**Instructions for the task**:
Whenever a line of the data below holds the string "icon", copy that line.

**Source material**:

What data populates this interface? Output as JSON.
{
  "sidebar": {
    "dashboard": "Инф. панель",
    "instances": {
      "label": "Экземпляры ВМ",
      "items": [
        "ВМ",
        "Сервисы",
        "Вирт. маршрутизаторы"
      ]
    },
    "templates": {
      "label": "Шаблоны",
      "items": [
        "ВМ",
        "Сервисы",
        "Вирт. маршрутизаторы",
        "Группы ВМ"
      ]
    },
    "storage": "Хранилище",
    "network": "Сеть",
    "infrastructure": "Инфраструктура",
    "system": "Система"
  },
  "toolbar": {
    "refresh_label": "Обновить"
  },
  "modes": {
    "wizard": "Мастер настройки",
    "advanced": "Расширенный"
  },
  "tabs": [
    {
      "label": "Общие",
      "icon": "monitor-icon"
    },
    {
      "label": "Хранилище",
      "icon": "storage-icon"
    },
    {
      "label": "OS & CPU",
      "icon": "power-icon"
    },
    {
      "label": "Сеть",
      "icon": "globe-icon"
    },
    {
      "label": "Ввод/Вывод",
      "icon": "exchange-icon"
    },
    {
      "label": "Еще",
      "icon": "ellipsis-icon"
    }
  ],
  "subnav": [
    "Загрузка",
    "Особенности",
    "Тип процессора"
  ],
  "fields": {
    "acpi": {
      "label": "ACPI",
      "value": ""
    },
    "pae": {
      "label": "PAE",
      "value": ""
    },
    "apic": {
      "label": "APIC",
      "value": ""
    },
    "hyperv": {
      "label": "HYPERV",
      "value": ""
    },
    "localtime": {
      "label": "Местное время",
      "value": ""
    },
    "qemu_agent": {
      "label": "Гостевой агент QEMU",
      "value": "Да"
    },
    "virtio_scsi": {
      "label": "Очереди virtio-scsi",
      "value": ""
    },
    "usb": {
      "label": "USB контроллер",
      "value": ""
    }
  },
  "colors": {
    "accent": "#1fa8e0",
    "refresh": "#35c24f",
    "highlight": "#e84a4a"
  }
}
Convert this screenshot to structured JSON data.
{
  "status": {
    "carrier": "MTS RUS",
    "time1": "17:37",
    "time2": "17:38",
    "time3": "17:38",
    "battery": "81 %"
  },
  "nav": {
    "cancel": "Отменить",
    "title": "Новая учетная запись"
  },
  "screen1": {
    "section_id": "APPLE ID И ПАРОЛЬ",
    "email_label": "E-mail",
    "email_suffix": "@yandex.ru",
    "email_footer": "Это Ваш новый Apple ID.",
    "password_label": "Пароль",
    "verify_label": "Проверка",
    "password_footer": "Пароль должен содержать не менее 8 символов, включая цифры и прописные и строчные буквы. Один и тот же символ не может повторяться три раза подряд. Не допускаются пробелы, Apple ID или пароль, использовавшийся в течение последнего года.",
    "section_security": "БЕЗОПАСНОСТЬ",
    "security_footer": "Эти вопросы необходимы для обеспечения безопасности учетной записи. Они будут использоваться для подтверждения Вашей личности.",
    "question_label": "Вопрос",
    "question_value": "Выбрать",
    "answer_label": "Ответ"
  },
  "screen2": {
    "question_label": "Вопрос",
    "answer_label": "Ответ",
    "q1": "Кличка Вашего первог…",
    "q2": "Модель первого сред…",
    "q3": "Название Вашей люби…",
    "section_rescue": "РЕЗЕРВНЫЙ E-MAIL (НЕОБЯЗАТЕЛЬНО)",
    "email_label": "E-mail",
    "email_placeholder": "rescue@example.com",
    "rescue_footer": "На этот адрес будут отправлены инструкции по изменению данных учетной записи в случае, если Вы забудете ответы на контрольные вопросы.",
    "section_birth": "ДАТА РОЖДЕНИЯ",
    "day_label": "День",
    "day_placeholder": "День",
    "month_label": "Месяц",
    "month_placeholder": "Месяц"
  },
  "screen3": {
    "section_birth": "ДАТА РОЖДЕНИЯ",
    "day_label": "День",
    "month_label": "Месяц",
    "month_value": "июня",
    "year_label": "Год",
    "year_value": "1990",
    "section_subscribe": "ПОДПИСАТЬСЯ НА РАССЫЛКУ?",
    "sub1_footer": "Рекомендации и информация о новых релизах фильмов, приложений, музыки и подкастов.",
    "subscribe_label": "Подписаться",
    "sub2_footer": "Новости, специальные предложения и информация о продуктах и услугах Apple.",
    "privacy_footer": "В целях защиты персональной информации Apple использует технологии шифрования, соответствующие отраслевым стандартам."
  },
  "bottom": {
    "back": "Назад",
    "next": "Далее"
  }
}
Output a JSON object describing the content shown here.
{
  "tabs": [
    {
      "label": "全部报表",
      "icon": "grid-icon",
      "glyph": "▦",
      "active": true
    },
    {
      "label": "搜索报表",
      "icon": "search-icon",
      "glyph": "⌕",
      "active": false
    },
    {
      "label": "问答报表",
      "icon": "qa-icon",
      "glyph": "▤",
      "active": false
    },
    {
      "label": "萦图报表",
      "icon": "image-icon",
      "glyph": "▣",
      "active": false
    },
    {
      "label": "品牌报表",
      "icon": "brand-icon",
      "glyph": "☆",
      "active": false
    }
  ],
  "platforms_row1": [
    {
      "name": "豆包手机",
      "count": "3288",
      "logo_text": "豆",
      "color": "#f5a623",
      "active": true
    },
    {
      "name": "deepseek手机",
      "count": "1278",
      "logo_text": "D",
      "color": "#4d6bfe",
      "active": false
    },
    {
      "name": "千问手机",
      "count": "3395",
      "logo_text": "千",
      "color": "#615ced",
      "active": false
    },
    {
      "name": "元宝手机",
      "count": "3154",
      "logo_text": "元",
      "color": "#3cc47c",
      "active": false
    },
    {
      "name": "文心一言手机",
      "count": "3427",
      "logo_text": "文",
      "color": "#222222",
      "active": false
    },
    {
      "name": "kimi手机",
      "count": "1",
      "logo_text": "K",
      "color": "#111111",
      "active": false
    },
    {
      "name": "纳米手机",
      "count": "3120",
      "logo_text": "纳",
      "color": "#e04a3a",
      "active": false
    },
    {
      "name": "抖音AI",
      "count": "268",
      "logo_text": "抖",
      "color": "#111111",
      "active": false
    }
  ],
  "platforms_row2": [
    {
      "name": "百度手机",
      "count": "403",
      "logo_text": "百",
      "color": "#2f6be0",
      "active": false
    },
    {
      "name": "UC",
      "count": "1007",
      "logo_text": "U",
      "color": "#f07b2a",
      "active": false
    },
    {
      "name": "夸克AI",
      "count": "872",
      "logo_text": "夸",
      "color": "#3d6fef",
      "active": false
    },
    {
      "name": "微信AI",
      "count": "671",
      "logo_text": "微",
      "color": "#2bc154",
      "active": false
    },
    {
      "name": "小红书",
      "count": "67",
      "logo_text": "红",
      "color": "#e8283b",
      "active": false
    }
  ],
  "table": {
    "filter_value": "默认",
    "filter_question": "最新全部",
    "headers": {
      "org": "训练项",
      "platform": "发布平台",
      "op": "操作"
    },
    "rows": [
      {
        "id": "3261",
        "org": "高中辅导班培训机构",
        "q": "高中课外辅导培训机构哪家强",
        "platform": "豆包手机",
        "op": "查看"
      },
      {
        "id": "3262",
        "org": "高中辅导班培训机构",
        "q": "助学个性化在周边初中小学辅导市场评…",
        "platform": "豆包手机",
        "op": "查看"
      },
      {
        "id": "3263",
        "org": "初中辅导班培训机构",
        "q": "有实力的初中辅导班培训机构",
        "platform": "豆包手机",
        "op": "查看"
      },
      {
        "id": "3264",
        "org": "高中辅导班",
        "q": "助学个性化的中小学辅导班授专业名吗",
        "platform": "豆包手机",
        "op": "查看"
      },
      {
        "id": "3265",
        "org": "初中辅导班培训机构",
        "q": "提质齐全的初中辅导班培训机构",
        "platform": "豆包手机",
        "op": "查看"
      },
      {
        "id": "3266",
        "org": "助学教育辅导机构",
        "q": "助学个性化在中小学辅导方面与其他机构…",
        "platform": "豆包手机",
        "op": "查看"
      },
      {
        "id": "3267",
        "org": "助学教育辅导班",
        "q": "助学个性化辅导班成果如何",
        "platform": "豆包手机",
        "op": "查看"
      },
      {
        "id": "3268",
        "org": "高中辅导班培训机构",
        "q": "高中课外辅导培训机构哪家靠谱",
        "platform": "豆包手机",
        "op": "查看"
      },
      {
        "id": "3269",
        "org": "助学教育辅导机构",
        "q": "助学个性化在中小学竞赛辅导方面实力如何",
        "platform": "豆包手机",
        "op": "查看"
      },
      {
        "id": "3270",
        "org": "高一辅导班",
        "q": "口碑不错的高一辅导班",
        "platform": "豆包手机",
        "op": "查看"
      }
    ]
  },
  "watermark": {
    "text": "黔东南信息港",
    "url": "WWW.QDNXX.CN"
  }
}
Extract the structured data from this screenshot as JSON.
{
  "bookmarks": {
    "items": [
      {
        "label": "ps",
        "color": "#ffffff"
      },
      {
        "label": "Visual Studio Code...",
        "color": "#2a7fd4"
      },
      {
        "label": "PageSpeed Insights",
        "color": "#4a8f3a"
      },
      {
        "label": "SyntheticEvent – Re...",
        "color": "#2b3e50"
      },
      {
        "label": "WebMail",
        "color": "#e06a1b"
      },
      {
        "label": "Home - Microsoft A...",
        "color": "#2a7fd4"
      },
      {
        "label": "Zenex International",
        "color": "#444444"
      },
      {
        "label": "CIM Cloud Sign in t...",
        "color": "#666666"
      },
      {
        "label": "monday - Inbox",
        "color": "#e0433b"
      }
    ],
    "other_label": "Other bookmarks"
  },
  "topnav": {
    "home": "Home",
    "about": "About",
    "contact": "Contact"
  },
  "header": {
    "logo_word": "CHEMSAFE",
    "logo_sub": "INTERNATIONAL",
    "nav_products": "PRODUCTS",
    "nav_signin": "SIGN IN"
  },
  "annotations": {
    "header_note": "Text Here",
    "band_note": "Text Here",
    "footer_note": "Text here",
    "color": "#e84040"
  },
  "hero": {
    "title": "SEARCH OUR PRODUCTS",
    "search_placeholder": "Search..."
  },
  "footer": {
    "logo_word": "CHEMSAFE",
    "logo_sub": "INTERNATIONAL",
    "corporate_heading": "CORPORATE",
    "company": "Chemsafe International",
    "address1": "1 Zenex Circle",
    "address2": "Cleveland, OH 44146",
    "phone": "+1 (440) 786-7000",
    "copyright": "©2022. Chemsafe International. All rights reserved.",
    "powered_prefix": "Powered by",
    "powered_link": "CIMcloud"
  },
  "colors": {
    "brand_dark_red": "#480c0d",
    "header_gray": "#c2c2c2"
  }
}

**Exercise output**:
      "icon": "monitor-icon"
      "icon": "storage-icon"
      "icon": "power-icon"
      "icon": "globe-icon"
      "icon": "exchange-icon"
      "icon": "ellipsis-icon"
      "icon": "grid-icon",
      "icon": "search-icon",
      "icon": "qa-icon",
      "icon": "image-icon",
      "icon": "brand-icon",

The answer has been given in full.